https://www.duolingo.com/profile/kdammers

Well, my Russian friend (college-aged) used it all the time at then end of our conversations as he left my dorm room.


https://www.duolingo.com/profile/CSGORussian

Is it me or the P is more like B here? Baka! If so, any particular reason?


https://www.duolingo.com/profile/NinjiKai

pOKa lEna pRoblEms (totally not from the animation meme community)


https://www.duolingo.com/profile/Cass471134

The green bird annoys me


https://www.duolingo.com/profile/JStA131069

Frechheit "Bye" als falsche Antwort zu werten. Man hört doch nicht das dahinter ein Ausrufezeichen steht !!!


https://www.duolingo.com/profile/Skip-it

It's funny. I missunderstand it in school.

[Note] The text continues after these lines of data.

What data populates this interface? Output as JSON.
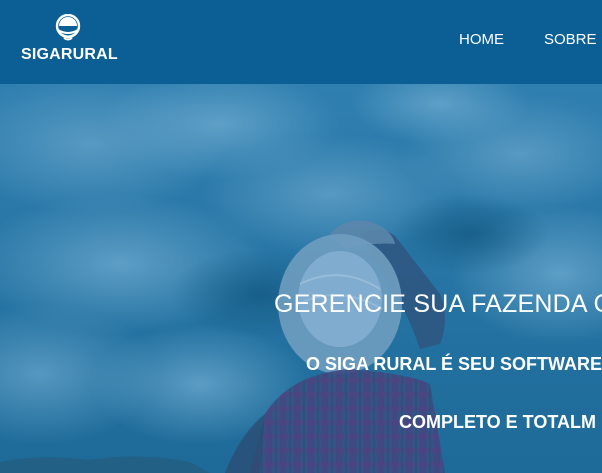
{
  "brand": {
    "name": "SIGARURAL",
    "logo_icon": "sunrise-signal-icon"
  },
  "nav": {
    "items": [
      {
        "label": "HOME"
      },
      {
        "label": "SOBRE"
      }
    ]
  },
  "hero": {
    "title": "GERENCIE SUA FAZENDA C",
    "subtitle_line1": "O SIGA RURAL É SEU SOFTWARE",
    "subtitle_line2": "COMPLETO E TOTALM"
  },
  "colors": {
    "navbar": "#0b5f94",
    "hero_overlay": "#1a6b9a",
    "text": "#ffffff"
  }
}
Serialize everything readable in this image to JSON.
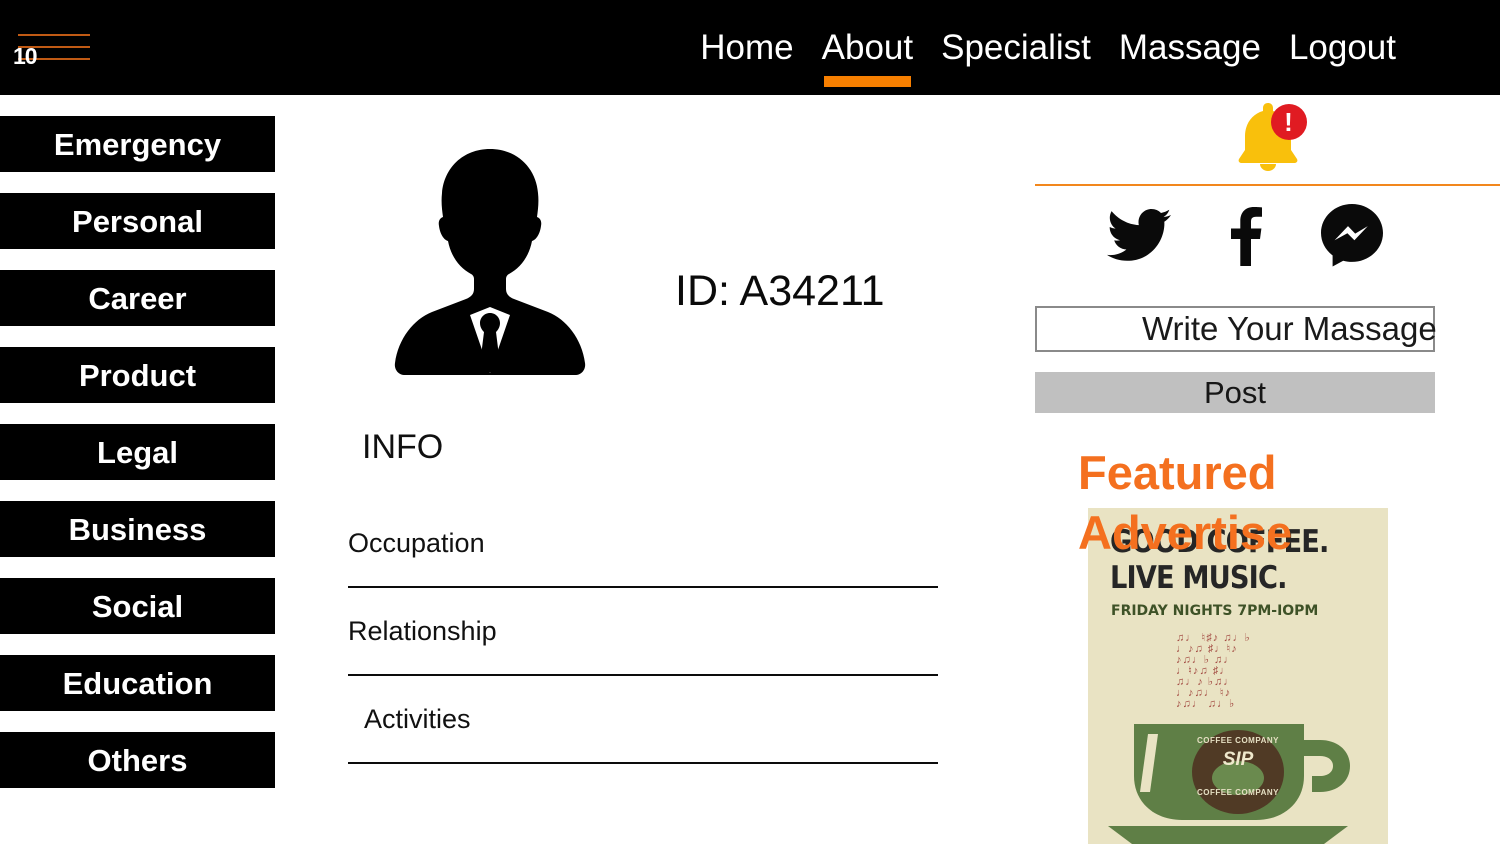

I thought it means "hi" because in polish we have "cześć" it means bye and hi, like italian ciao.


https://www.duolingo.com/profile/jj0123456

Is it making a "p" sound or a "b" sound?


https://www.duolingo.com/profile/cmiket74

Until should still count as the literal meaning.


https://www.duolingo.com/profile/Jean610490

if its wrong why you,dont say the correct sentence


https://www.duolingo.com/profile/cohen99

пока means bye and not goodbye i got the wrong answer for writing goodbye it doesn’t seem to make sense.


https://www.duolingo.com/profile/JStA131069

Frechheit "Bye" bei "Schreibe was du hörst" als falsche Antwort zu werten.


https://www.duolingo.com/profile/JayAbrams1

I inputted Bye and it said I was wrong.


https://www.duolingo.com/profile/MikhailPrudnikov

Как интересно читать комменты англичан...


https://www.duolingo.com/profile/Eric240613

Honestly, I heard it as vodka.

Learn Russian in just 5 minutes a day. For free.